Hans Sloane was born in Killyleagh, Ireland on April 16, 1660. From an early age he developed a strong inclination towards the study of the works of nature - an interest which led him to study botany at one of the foremost institutions of his day, the Chelsea Physic Garden. This was his first introduction to Chelsea. Sloane also studied chemistry at the Apothecaries Hall and then took off travelling around Europe, returning in 1683 after passing his medical doctorate. During this time he also came under the influence of two older contemporaries who were to remain his firm friends for the remainder of their lives, John Ray and Robert Boyle. There seems little doubt that the acquaintance of these scholarly figures and their circle produced a powerful formative influence on the development of Sloane's interests.
In 1687-9, Sloane went to Jamaica as physician to the 2nd Duke of Albemarle. During this voyage he began collecting samples of plants and animals. This 'collecting' was the start of a life-long obsession. He also brought back from Jamaica a very important discovery – chocolate. He believed it had 'health giving properties' and invented a recipe for drinking chocolate. This recipe was later purchased by Messrs Cadbury and commercially produced.

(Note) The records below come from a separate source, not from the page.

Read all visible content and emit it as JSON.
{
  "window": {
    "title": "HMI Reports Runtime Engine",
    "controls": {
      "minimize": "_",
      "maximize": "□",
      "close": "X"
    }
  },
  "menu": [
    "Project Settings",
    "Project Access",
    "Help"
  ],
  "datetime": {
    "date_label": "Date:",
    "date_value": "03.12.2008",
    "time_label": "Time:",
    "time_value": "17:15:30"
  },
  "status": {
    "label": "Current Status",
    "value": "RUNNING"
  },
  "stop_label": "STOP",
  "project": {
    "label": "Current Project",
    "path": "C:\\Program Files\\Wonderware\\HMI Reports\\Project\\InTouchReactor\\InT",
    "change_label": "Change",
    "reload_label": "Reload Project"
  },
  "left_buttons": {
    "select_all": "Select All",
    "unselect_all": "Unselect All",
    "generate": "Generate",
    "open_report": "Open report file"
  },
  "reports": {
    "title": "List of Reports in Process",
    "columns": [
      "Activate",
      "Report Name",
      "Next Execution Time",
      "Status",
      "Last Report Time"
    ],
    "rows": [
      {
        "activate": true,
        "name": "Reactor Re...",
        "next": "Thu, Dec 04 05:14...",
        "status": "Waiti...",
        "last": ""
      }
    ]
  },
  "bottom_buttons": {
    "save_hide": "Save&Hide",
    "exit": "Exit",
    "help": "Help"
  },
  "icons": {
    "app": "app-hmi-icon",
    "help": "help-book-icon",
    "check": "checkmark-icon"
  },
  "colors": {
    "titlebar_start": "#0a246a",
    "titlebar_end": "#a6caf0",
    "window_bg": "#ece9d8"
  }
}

After his return to London Sloane stayed in the service of the Duchess of Albemarle for a few years before setting up what was to become an immensely successful medical practice in Bloomsbury. In 1712 Sloane purchased the Manor of Chelsea, thinking that the Manor House would be the ideal venue to store and exhibit his burgeoning collections. Chelsea at that time was a pleasant village in reach of the city of London, a fashionable place to live and the site of many grand houses along the river Thames. In 1695 he married Elizabeth, the widow of Fulk Rose, formerly of Jamaica. They had two daughters; Sarah and (in 1702) Elizabeth. In 1717 Sloane's younger daughter Elizabeth married Charles, later 2nd Baron Cadogan. It is through this union that the stewardship of Chelsea passed into the Cadogan family and the Cadogan Estate in Chelsea was established.
Sloane had the good fortune to be inspired by some of the greatest physicians of the age. While in Oxford he met John Radcliffe, perhaps the country's wealthiest medical practitioner, and entered into 'the greatest intimacy of friendship' with Thomas Sydenham, the undisputed master of the medical world. Sloane was appointed physician to three British monarchs; Queen Anne in 1696, George I in 1716 and George II in 1727. In the same year, he succeeded Sir Isaac Newton as President of the Royal Society, an appointment that placed Sloane at the hub of the learned world. While he was a skilful promoter of science and defender of the practices of observation and experiment, Sloane was also much admired for his philanthropy and 'his bounty to the distressed'. His medical care of London's most affluent enabled him to amass a vast fortune which he then redistributed to the city's poor in the form of free medical supervision. Before the socially-minded Sloane had retired from his medical practice, he was an occasional visitor to his Chelsea estate where he probably continued his London habit of treating the poor free of charge, as he did at Chelsea after his retirement. In 1721 Sloane gave the Physic Garden to the Apothecaries for £5 per annum in perpetuity, under the condition that 50 new plants grown in the gardens were to be submitted annually to the Royal Society. Later, in 1732, Sloane presented his nephew, Rev. Sloane Elsmere, with the rectory of Chelsea, and gave three-quarters of an acre, near to the King's Road burial ground, for the building of a workhouse.